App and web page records
▽
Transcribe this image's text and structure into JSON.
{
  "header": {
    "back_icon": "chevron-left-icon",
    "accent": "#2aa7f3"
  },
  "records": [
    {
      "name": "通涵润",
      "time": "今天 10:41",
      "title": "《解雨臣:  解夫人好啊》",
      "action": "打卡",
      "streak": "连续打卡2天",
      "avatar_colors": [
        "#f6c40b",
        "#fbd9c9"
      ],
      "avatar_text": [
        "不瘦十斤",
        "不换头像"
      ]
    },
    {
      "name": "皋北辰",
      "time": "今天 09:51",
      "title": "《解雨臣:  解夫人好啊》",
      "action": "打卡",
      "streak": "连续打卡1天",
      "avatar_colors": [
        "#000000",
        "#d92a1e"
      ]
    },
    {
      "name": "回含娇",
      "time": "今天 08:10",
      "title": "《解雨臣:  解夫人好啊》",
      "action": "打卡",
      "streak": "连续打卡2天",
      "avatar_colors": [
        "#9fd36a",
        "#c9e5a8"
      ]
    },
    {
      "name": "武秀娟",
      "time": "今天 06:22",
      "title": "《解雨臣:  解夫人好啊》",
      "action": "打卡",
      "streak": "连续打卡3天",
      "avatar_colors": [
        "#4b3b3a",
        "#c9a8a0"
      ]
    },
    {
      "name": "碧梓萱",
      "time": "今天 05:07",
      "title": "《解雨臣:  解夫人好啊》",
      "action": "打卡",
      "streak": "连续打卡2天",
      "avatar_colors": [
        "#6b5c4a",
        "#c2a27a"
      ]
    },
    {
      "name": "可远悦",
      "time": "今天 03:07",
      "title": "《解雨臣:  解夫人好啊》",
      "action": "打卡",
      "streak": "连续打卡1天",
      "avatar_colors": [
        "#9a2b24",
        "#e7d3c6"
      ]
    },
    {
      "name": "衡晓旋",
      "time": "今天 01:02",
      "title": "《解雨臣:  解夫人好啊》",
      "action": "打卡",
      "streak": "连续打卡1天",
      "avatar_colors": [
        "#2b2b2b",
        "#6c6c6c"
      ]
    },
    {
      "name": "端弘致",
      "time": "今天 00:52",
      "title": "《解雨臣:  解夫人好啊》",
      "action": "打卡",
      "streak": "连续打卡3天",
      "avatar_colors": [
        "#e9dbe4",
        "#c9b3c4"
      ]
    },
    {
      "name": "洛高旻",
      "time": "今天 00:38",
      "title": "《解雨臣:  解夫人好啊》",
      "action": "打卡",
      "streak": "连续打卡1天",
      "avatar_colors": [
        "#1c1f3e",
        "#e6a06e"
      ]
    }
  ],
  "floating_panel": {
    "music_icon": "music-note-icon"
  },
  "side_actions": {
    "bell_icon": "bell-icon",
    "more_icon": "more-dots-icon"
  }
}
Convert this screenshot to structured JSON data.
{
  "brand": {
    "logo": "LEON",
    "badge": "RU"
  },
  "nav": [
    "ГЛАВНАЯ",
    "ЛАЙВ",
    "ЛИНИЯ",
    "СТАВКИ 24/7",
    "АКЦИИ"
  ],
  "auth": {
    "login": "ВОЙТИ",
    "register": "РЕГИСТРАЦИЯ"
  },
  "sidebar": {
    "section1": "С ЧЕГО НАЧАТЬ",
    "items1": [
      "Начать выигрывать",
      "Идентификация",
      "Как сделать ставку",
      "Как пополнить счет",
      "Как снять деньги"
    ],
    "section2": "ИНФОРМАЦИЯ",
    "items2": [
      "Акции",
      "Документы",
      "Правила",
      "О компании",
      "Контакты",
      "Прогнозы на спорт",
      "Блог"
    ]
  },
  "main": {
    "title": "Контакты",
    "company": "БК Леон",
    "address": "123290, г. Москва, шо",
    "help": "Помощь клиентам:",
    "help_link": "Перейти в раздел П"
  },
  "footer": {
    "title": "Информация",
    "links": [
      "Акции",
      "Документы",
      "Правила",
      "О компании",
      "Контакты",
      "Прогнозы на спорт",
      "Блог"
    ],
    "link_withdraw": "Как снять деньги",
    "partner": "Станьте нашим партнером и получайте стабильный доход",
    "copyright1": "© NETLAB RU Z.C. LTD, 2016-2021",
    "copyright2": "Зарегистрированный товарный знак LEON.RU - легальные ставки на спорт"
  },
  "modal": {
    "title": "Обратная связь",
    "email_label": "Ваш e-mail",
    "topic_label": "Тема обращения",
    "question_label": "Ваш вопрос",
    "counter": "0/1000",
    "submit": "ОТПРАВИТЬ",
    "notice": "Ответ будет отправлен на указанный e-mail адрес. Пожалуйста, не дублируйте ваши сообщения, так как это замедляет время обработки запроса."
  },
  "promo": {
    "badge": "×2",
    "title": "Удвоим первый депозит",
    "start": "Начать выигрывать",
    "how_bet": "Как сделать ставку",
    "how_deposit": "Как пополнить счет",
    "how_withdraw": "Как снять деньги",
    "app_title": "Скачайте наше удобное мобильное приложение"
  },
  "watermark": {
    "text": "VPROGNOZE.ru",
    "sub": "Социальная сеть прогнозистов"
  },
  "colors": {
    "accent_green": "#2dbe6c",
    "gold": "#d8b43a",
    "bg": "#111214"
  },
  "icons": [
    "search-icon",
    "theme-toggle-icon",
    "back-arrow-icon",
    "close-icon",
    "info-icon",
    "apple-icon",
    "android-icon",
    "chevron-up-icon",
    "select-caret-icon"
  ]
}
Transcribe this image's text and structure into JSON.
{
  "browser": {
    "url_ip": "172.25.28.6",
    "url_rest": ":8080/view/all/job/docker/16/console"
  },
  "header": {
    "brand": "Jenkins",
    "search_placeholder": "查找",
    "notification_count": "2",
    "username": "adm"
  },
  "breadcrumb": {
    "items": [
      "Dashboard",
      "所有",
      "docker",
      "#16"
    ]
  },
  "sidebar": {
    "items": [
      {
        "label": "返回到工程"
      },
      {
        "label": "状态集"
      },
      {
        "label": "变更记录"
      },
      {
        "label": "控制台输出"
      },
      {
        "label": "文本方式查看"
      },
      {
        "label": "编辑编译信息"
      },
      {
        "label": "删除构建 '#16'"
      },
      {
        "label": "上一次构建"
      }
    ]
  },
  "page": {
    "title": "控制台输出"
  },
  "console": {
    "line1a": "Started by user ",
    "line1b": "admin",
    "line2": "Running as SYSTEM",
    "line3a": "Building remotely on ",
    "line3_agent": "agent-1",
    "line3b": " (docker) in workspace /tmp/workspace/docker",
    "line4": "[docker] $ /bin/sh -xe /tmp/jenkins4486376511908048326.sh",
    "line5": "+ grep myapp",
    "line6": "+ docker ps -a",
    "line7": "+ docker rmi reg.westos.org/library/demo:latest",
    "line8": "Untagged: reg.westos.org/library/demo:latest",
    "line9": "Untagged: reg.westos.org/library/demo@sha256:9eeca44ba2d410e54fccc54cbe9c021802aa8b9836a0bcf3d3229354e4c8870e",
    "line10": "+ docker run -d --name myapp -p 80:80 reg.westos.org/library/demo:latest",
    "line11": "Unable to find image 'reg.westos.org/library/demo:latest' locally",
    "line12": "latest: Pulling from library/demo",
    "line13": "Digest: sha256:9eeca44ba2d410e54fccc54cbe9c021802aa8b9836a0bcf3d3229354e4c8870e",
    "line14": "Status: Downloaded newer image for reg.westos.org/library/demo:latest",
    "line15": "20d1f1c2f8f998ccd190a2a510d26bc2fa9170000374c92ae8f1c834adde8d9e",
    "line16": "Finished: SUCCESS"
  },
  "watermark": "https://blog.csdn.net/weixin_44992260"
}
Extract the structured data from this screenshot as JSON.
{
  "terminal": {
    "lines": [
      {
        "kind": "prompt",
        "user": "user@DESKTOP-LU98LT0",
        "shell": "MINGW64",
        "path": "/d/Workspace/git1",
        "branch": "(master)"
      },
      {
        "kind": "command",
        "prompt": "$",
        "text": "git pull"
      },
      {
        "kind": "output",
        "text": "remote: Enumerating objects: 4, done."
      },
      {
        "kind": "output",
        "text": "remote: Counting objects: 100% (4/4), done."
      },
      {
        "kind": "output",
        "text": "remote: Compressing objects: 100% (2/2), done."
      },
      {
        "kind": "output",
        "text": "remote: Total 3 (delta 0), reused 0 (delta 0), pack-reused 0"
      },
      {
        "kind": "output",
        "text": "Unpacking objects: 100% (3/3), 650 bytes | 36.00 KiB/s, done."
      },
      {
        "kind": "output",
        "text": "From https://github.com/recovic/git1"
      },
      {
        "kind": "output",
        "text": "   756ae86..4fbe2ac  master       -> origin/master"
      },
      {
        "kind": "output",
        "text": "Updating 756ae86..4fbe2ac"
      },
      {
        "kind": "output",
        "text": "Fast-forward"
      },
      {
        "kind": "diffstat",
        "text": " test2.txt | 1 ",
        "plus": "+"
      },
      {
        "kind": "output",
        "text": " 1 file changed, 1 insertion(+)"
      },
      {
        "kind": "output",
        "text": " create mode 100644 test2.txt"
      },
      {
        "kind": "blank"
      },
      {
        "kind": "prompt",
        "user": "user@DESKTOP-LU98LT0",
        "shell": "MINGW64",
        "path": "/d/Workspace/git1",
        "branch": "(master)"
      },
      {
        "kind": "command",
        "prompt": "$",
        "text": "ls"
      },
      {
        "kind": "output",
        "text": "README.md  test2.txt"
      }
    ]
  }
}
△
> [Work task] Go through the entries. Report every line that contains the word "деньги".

> [Exercise response]
      "Как снять деньги"
    "link_withdraw": "Как снять деньги",
    "how_withdraw": "Как снять деньги",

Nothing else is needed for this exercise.